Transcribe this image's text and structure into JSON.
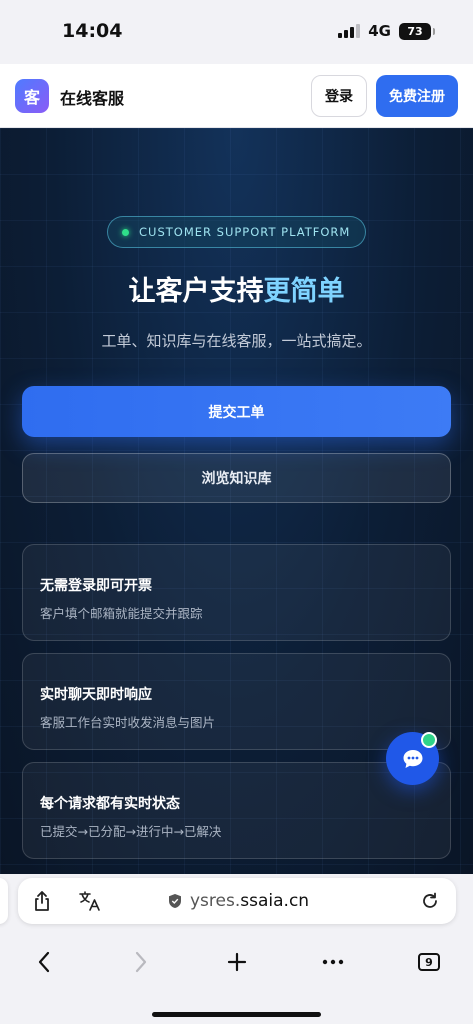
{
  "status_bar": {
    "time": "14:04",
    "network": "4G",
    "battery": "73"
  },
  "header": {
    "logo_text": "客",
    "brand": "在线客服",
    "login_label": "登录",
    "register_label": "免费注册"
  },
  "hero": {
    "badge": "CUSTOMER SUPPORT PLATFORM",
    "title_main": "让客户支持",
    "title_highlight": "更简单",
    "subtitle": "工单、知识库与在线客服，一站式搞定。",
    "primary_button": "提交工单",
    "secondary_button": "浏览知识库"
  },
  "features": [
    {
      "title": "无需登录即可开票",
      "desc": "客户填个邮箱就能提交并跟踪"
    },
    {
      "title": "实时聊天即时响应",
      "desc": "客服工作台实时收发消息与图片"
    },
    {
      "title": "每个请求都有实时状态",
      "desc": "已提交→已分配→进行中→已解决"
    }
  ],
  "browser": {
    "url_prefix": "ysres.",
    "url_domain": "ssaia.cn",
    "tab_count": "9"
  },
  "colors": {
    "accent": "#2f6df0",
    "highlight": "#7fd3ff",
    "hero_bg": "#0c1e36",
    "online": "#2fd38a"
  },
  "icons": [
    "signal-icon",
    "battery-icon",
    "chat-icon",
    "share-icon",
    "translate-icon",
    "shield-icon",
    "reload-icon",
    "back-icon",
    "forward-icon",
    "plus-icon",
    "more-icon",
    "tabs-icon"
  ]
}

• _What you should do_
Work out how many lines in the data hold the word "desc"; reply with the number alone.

• _Task output_
3